While the industry does not anticipate an immediate influx of visitors, forward bookings have given operators some certainty and assurance in their future planning. 

“Forward bookings from visa-waiver countries are looking optimistic, with visitors planning to arrive in late spring and early summer,” said Chief Executive at TIA.

TIA Chief Executive Rebecca Ingram

Vanessa McKay, Managing Director of Carino Wildlife Cruises in Paihia, shared that she looks forward to having more certainty as the borders reopened. “Although it will still be quiet here in Northland through winter, it means we can start to make some real plans regarding employing staff, scheduling cruises and capital investment.” 

According to McKay, forward bookings for the upcoming summer season are starting to look great as international wholesalers’ demand remains strong.

“It is looking like it will be a busy summer for us. We can’t wait to welcome back our international guests, take them cruising again, share stories with them and inspire them with our passion for the ocean.”

Jolanda Cave, General Manager at Ngāi Tahu Tourism, has also revealed that tourism attractions have started to see a rise in the number of bookings from overseas for the summer season.

During the quieter period, Ngāi Tahu Tourism shifted its focus to its cultural storytelling to ensure it has on offer the best product possible. 

“We can’t wait to showcase our products to our international friends again. We know there will be a few extra hurdles for visitors who come from overseas, and so we want to make sure that their experience with Ngāi Tahu Tourism is worth the wait.”

The entire New Zealand tourism industry is highly thankful and thrilled with the progress they have been making, giving them a glimmer of hope that a new normal will emerge soon, said David Gatward-Fergusson from Nomad Safaris in Queenstown.

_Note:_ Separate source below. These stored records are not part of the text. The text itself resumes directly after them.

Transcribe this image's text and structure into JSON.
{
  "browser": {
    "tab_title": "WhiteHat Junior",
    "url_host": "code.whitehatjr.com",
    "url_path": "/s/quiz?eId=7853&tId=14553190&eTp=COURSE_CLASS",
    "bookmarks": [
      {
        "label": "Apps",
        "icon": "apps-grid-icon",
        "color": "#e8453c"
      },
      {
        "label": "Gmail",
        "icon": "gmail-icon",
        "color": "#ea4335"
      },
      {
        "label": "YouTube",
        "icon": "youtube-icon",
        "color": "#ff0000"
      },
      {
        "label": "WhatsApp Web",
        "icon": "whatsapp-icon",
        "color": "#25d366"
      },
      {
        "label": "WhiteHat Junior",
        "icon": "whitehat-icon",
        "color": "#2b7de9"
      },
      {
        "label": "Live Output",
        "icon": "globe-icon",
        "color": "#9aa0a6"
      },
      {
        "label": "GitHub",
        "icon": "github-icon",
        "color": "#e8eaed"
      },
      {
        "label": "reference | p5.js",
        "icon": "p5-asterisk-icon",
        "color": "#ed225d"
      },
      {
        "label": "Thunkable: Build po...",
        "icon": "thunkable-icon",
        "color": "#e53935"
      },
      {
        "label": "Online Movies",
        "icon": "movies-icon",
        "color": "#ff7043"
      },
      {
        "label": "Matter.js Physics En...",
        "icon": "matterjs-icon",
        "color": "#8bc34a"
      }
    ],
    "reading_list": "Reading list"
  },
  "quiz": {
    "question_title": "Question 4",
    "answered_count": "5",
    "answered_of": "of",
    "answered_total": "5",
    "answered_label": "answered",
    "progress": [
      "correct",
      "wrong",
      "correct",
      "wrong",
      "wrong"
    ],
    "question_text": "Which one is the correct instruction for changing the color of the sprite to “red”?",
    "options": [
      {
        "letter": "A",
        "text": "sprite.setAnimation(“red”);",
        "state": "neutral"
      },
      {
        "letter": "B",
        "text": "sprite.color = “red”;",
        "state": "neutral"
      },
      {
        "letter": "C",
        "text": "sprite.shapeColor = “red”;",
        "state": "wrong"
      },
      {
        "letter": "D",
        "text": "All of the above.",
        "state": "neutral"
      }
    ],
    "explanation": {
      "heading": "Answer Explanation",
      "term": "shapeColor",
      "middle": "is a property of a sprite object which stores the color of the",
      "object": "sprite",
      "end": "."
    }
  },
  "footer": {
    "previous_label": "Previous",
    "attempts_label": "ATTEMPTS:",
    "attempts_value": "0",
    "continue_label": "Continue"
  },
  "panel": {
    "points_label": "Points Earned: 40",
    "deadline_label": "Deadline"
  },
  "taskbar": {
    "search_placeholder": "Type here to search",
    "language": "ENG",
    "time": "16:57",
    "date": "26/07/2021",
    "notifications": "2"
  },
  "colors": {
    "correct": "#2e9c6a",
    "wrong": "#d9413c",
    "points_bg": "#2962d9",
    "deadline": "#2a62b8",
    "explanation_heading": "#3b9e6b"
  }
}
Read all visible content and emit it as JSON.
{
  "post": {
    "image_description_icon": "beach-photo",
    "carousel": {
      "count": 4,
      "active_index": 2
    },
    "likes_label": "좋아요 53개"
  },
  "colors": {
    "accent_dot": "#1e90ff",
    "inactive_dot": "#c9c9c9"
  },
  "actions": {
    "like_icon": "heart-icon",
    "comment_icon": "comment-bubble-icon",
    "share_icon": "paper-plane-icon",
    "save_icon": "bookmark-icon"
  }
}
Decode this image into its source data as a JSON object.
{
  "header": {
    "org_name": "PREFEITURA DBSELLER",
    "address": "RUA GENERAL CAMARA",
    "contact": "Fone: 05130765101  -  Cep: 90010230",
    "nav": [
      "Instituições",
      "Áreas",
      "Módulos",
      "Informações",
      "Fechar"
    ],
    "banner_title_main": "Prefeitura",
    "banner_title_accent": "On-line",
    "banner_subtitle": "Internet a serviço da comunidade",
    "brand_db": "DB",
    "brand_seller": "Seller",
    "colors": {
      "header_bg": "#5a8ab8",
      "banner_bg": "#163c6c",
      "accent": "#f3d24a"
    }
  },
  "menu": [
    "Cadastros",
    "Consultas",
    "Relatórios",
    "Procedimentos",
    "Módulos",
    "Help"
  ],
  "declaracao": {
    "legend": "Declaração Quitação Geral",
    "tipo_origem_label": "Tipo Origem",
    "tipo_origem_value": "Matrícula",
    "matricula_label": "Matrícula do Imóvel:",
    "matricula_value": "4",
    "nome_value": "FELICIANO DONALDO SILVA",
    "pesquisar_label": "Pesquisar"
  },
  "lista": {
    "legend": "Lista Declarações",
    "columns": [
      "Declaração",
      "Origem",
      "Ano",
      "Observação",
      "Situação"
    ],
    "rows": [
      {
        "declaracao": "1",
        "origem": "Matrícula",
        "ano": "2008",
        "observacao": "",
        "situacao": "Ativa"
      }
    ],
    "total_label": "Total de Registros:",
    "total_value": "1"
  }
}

According to TIA, the first step for the tourism industry to actively make a positive contribution to New Zealand’s recovery from the COVID-19 pandemic is to support tourism businesses to step back on the front foot.